- Are no longer relying on your parents as disciplinarians.
Secure a Reliable Income
Not many teens and young adults quite know what it takes to achieve at least some semblance of financial security. This is why coming up with a budget is so important. Your income must be able to support your debt payments, rent or mortgage, daily expenses, vehicle operation and gas, food, and medical bills. Independence will give you freedom and control over your funds, but make sure you’re in a good place before you take the leap. It can take years to repair a bad credit score, so make sure your budget accounts for:
- Car payments
- Vehicle repairs and maintenance
- Medical insurance
- Transportation costs
- Groceries and clothing
- Internet service providers
- Emergency fund
Be Realistic About the Rental Market
The rental market is just as hot and competitive as the home sales market. Before you move to a new apartment on your own, know the monthly rental rates in your area, as well as the cost of living. Rental rates vary by neighborhood so make sure you’re fully researching your options.
Make sure you can come up with the security deposit, first and last months’ rents, broker fees, and money for furnishings. Understand the rental process. You will have to fill out an application and sign a lease. The landlord will also pull a credit report and likely a background check as well. Be prepared to pay a small fee for processing costs.
Don’t be Ashamed to Ask Your Parents For Help

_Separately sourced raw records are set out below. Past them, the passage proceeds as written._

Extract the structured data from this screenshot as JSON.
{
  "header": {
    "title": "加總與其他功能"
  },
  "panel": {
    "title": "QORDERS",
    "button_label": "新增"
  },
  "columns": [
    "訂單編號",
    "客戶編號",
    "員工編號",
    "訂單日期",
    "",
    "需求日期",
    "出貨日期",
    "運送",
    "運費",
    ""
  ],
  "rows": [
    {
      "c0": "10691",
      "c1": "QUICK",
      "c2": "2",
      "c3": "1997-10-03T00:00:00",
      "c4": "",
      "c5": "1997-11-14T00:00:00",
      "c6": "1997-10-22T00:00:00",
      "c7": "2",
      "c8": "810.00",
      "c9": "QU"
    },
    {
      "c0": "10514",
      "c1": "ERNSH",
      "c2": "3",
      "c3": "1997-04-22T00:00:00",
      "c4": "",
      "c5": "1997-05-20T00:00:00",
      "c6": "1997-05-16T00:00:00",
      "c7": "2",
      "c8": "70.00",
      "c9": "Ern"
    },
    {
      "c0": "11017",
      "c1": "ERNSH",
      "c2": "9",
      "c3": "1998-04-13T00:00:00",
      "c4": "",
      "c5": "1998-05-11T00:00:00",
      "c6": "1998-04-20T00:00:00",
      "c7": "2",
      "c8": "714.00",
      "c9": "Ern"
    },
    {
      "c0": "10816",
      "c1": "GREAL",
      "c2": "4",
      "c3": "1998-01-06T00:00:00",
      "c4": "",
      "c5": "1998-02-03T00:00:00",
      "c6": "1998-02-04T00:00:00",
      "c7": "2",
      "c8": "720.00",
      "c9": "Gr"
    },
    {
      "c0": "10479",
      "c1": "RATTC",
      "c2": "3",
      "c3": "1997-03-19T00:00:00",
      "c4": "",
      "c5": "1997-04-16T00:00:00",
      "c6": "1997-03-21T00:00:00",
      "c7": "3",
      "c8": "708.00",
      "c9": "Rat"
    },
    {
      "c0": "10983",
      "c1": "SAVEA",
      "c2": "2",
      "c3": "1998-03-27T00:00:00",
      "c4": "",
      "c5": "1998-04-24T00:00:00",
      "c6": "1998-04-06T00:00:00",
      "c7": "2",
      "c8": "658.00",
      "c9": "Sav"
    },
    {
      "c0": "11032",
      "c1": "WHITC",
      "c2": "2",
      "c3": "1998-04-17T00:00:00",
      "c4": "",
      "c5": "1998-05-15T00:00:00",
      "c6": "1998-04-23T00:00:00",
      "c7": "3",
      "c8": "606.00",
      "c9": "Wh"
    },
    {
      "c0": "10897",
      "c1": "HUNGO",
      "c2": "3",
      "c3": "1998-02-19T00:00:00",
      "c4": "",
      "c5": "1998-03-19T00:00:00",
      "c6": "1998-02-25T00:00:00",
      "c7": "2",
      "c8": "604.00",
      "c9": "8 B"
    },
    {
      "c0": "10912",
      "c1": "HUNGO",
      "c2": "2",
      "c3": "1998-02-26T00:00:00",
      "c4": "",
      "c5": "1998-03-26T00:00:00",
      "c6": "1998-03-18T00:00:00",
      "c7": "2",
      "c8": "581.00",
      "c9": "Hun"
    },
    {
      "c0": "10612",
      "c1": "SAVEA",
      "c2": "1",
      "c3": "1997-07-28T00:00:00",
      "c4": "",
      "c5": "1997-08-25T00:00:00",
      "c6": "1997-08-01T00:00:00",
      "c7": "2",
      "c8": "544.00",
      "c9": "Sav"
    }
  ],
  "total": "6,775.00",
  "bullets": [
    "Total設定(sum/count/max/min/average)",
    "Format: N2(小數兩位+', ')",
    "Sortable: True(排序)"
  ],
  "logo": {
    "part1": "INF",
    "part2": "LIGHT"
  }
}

You may be moving out on your own to face the world, but hey, we all still need our parents, right? Whether that’s in the form of advice or financial help, don’t be ashamed to ask your parents to help you out. They’ve been there, done that, so they know a thing or two about adulting. They can help you read the fine print on your insurance policies and rental agreements, backed by the emotional support you’ll need to get through your first move.
Contact Luke’s Moving